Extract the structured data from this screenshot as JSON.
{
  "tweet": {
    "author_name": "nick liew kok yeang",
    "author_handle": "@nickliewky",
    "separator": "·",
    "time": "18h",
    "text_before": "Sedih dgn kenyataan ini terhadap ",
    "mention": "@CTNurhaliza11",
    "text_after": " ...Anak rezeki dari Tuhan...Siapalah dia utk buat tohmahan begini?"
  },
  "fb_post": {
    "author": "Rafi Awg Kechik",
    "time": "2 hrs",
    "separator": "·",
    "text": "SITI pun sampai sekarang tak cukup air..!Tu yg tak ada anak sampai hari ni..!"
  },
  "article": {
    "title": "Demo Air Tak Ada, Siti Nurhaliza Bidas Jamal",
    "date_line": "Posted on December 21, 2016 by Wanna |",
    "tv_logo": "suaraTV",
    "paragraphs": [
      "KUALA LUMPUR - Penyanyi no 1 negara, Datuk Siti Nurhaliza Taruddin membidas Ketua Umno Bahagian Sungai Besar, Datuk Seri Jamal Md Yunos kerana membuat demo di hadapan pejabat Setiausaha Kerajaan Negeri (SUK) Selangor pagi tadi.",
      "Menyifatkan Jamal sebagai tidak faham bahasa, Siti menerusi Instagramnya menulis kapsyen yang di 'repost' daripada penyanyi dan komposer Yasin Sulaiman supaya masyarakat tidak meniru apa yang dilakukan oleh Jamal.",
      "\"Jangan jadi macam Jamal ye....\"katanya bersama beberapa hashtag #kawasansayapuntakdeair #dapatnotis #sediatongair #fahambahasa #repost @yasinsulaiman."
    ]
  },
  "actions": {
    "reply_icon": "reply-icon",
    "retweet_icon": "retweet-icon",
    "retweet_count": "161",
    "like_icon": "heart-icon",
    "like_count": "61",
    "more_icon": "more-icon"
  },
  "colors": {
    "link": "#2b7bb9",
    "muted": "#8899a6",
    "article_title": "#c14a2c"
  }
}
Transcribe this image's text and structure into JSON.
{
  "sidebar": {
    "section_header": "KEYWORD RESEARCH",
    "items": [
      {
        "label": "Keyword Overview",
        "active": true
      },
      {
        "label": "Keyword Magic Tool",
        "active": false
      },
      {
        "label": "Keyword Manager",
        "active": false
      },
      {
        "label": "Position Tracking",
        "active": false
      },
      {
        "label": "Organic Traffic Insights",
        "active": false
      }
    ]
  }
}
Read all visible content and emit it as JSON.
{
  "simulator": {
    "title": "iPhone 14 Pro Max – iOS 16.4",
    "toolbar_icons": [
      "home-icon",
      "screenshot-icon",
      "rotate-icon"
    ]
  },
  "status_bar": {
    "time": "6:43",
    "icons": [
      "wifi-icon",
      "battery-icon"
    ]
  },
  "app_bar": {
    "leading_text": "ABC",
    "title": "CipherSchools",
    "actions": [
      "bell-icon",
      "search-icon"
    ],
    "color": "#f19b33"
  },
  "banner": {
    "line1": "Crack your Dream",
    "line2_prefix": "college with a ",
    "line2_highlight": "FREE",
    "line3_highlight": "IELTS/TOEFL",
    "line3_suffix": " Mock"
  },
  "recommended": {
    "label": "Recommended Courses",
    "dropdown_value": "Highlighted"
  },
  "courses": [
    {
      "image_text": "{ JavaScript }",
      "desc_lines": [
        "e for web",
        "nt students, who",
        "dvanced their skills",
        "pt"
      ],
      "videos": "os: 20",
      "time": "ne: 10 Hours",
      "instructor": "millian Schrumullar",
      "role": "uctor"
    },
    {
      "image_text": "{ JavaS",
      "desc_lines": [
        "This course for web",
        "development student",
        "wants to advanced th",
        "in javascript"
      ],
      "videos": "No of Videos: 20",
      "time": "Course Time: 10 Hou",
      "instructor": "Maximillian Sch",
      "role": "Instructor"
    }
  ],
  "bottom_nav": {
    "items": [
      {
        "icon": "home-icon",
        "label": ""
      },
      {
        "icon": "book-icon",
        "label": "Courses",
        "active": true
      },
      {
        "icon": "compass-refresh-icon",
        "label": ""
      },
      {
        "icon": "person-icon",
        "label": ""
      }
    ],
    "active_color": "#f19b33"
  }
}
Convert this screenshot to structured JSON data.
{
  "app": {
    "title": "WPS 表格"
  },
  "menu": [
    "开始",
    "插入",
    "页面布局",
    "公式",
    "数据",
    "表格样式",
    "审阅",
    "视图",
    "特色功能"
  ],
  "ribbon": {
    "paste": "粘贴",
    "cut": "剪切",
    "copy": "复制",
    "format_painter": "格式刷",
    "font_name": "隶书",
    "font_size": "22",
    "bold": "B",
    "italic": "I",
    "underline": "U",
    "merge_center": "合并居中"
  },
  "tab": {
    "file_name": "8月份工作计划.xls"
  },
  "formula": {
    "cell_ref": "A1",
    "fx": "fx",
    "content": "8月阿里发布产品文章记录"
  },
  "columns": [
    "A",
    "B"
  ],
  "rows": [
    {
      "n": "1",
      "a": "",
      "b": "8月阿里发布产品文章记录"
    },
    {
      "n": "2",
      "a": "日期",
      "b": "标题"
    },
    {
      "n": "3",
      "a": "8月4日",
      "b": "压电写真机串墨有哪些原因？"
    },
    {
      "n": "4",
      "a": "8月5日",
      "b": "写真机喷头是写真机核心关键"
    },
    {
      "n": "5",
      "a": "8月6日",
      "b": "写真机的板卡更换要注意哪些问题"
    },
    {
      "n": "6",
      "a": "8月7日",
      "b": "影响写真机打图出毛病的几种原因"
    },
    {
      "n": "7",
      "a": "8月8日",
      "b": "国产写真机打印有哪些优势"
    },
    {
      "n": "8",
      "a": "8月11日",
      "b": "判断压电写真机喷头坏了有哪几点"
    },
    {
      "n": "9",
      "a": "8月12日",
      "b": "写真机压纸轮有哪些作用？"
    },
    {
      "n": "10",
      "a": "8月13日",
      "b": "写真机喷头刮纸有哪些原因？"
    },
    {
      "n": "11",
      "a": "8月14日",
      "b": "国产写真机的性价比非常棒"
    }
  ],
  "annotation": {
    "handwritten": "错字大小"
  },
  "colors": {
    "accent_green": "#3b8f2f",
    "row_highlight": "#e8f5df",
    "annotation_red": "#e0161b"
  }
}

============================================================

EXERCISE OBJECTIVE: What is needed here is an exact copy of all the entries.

THE ANSWER:
Extract the structured data from this screenshot as JSON.
{
  "tweet": {
    "author_name": "nick liew kok yeang",
    "author_handle": "@nickliewky",
    "separator": "·",
    "time": "18h",
    "text_before": "Sedih dgn kenyataan ini terhadap ",
    "mention": "@CTNurhaliza11",
    "text_after": " ...Anak rezeki dari Tuhan...Siapalah dia utk buat tohmahan begini?"
  },
  "fb_post": {
    "author": "Rafi Awg Kechik",
    "time": "2 hrs",
    "separator": "·",
    "text": "SITI pun sampai sekarang tak cukup air..!Tu yg tak ada anak sampai hari ni..!"
  },
  "article": {
    "title": "Demo Air Tak Ada, Siti Nurhaliza Bidas Jamal",
    "date_line": "Posted on December 21, 2016 by Wanna |",
    "tv_logo": "suaraTV",
    "paragraphs": [
      "KUALA LUMPUR - Penyanyi no 1 negara, Datuk Siti Nurhaliza Taruddin membidas Ketua Umno Bahagian Sungai Besar, Datuk Seri Jamal Md Yunos kerana membuat demo di hadapan pejabat Setiausaha Kerajaan Negeri (SUK) Selangor pagi tadi.",
      "Menyifatkan Jamal sebagai tidak faham bahasa, Siti menerusi Instagramnya menulis kapsyen yang di 'repost' daripada penyanyi dan komposer Yasin Sulaiman supaya masyarakat tidak meniru apa yang dilakukan oleh Jamal.",
      "\"Jangan jadi macam Jamal ye....\"katanya bersama beberapa hashtag #kawasansayapuntakdeair #dapatnotis #sediatongair #fahambahasa #repost @yasinsulaiman."
    ]
  },
  "actions": {
    "reply_icon": "reply-icon",
    "retweet_icon": "retweet-icon",
    "retweet_count": "161",
    "like_icon": "heart-icon",
    "like_count": "61",
    "more_icon": "more-icon"
  },
  "colors": {
    "link": "#2b7bb9",
    "muted": "#8899a6",
    "article_title": "#c14a2c"
  }
}
Transcribe this image's text and structure into JSON.
{
  "sidebar": {
    "section_header": "KEYWORD RESEARCH",
    "items": [
      {
        "label": "Keyword Overview",
        "active": true
      },
      {
        "label": "Keyword Magic Tool",
        "active": false
      },
      {
        "label": "Keyword Manager",
        "active": false
      },
      {
        "label": "Position Tracking",
        "active": false
      },
      {
        "label": "Organic Traffic Insights",
        "active": false
      }
    ]
  }
}
Read all visible content and emit it as JSON.
{
  "simulator": {
    "title": "iPhone 14 Pro Max – iOS 16.4",
    "toolbar_icons": [
      "home-icon",
      "screenshot-icon",
      "rotate-icon"
    ]
  },
  "status_bar": {
    "time": "6:43",
    "icons": [
      "wifi-icon",
      "battery-icon"
    ]
  },
  "app_bar": {
    "leading_text": "ABC",
    "title": "CipherSchools",
    "actions": [
      "bell-icon",
      "search-icon"
    ],
    "color": "#f19b33"
  },
  "banner": {
    "line1": "Crack your Dream",
    "line2_prefix": "college with a ",
    "line2_highlight": "FREE",
    "line3_highlight": "IELTS/TOEFL",
    "line3_suffix": " Mock"
  },
  "recommended": {
    "label": "Recommended Courses",
    "dropdown_value": "Highlighted"
  },
  "courses": [
    {
      "image_text": "{ JavaScript }",
      "desc_lines": [
        "e for web",
        "nt students, who",
        "dvanced their skills",
        "pt"
      ],
      "videos": "os: 20",
      "time": "ne: 10 Hours",
      "instructor": "millian Schrumullar",
      "role": "uctor"
    },
    {
      "image_text": "{ JavaS",
      "desc_lines": [
        "This course for web",
        "development student",
        "wants to advanced th",
        "in javascript"
      ],
      "videos": "No of Videos: 20",
      "time": "Course Time: 10 Hou",
      "instructor": "Maximillian Sch",
      "role": "Instructor"
    }
  ],
  "bottom_nav": {
    "items": [
      {
        "icon": "home-icon",
        "label": ""
      },
      {
        "icon": "book-icon",
        "label": "Courses",
        "active": true
      },
      {
        "icon": "compass-refresh-icon",
        "label": ""
      },
      {
        "icon": "person-icon",
        "label": ""
      }
    ],
    "active_color": "#f19b33"
  }
}
Convert this screenshot to structured JSON data.
{
  "app": {
    "title": "WPS 表格"
  },
  "menu": [
    "开始",
    "插入",
    "页面布局",
    "公式",
    "数据",
    "表格样式",
    "审阅",
    "视图",
    "特色功能"
  ],
  "ribbon": {
    "paste": "粘贴",
    "cut": "剪切",
    "copy": "复制",
    "format_painter": "格式刷",
    "font_name": "隶书",
    "font_size": "22",
    "bold": "B",
    "italic": "I",
    "underline": "U",
    "merge_center": "合并居中"
  },
  "tab": {
    "file_name": "8月份工作计划.xls"
  },
  "formula": {
    "cell_ref": "A1",
    "fx": "fx",
    "content": "8月阿里发布产品文章记录"
  },
  "columns": [
    "A",
    "B"
  ],
  "rows": [
    {
      "n": "1",
      "a": "",
      "b": "8月阿里发布产品文章记录"
    },
    {
      "n": "2",
      "a": "日期",
      "b": "标题"
    },
    {
      "n": "3",
      "a": "8月4日",
      "b": "压电写真机串墨有哪些原因？"
    },
    {
      "n": "4",
      "a": "8月5日",
      "b": "写真机喷头是写真机核心关键"
    },
    {
      "n": "5",
      "a": "8月6日",
      "b": "写真机的板卡更换要注意哪些问题"
    },
    {
      "n": "6",
      "a": "8月7日",
      "b": "影响写真机打图出毛病的几种原因"
    },
    {
      "n": "7",
      "a": "8月8日",
      "b": "国产写真机打印有哪些优势"
    },
    {
      "n": "8",
      "a": "8月11日",
      "b": "判断压电写真机喷头坏了有哪几点"
    },
    {
      "n": "9",
      "a": "8月12日",
      "b": "写真机压纸轮有哪些作用？"
    },
    {
      "n": "10",
      "a": "8月13日",
      "b": "写真机喷头刮纸有哪些原因？"
    },
    {
      "n": "11",
      "a": "8月14日",
      "b": "国产写真机的性价比非常棒"
    }
  ],
  "annotation": {
    "handwritten": "错字大小"
  },
  "colors": {
    "accent_green": "#3b8f2f",
    "row_highlight": "#e8f5df",
    "annotation_red": "#e0161b"
  }
}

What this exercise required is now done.